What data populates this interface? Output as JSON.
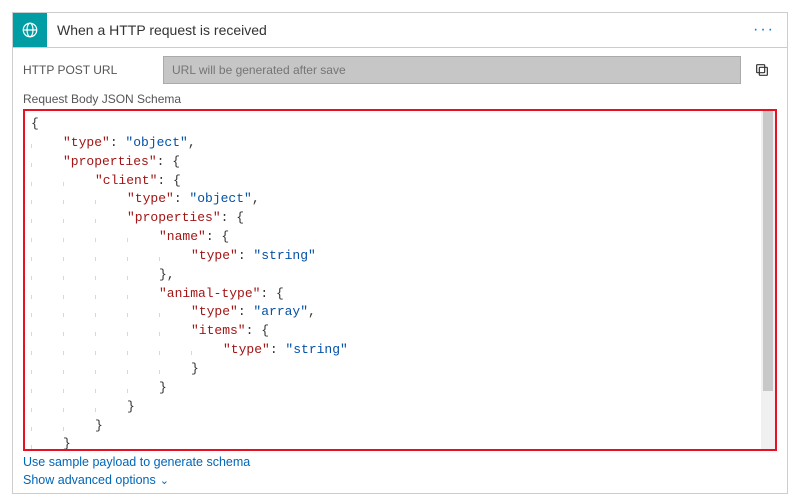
{
  "header": {
    "title": "When a HTTP request is received",
    "icon": "globe-request-icon",
    "more": "···"
  },
  "url_row": {
    "label": "HTTP POST URL",
    "placeholder": "URL will be generated after save"
  },
  "schema_section": {
    "label": "Request Body JSON Schema"
  },
  "links": {
    "sample_payload": "Use sample payload to generate schema",
    "advanced": "Show advanced options"
  },
  "colors": {
    "brand": "#009da5",
    "link": "#0066b8",
    "highlight_border": "#e81123"
  },
  "schema_tokens": [
    [
      {
        "t": "p",
        "v": "{"
      }
    ],
    [
      {
        "ind": 1
      },
      {
        "t": "k",
        "v": "\"type\""
      },
      {
        "t": "p",
        "v": ": "
      },
      {
        "t": "s",
        "v": "\"object\""
      },
      {
        "t": "p",
        "v": ","
      }
    ],
    [
      {
        "ind": 1
      },
      {
        "t": "k",
        "v": "\"properties\""
      },
      {
        "t": "p",
        "v": ": {"
      }
    ],
    [
      {
        "ind": 2
      },
      {
        "t": "k",
        "v": "\"client\""
      },
      {
        "t": "p",
        "v": ": {"
      }
    ],
    [
      {
        "ind": 3
      },
      {
        "t": "k",
        "v": "\"type\""
      },
      {
        "t": "p",
        "v": ": "
      },
      {
        "t": "s",
        "v": "\"object\""
      },
      {
        "t": "p",
        "v": ","
      }
    ],
    [
      {
        "ind": 3
      },
      {
        "t": "k",
        "v": "\"properties\""
      },
      {
        "t": "p",
        "v": ": {"
      }
    ],
    [
      {
        "ind": 4
      },
      {
        "t": "k",
        "v": "\"name\""
      },
      {
        "t": "p",
        "v": ": {"
      }
    ],
    [
      {
        "ind": 5
      },
      {
        "t": "k",
        "v": "\"type\""
      },
      {
        "t": "p",
        "v": ": "
      },
      {
        "t": "s",
        "v": "\"string\""
      }
    ],
    [
      {
        "ind": 4
      },
      {
        "t": "p",
        "v": "},"
      }
    ],
    [
      {
        "ind": 4
      },
      {
        "t": "k",
        "v": "\"animal-type\""
      },
      {
        "t": "p",
        "v": ": {"
      }
    ],
    [
      {
        "ind": 5
      },
      {
        "t": "k",
        "v": "\"type\""
      },
      {
        "t": "p",
        "v": ": "
      },
      {
        "t": "s",
        "v": "\"array\""
      },
      {
        "t": "p",
        "v": ","
      }
    ],
    [
      {
        "ind": 5
      },
      {
        "t": "k",
        "v": "\"items\""
      },
      {
        "t": "p",
        "v": ": {"
      }
    ],
    [
      {
        "ind": 6
      },
      {
        "t": "k",
        "v": "\"type\""
      },
      {
        "t": "p",
        "v": ": "
      },
      {
        "t": "s",
        "v": "\"string\""
      }
    ],
    [
      {
        "ind": 5
      },
      {
        "t": "p",
        "v": "}"
      }
    ],
    [
      {
        "ind": 4
      },
      {
        "t": "p",
        "v": "}"
      }
    ],
    [
      {
        "ind": 3
      },
      {
        "t": "p",
        "v": "}"
      }
    ],
    [
      {
        "ind": 2
      },
      {
        "t": "p",
        "v": "}"
      }
    ],
    [
      {
        "ind": 1
      },
      {
        "t": "p",
        "v": "}"
      }
    ],
    [
      {
        "t": "p",
        "v": "}"
      }
    ]
  ]
}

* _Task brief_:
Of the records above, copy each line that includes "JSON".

* _Your response_:
What data populates this interface? Output as JSON.
    "label": "Request Body JSON Schema"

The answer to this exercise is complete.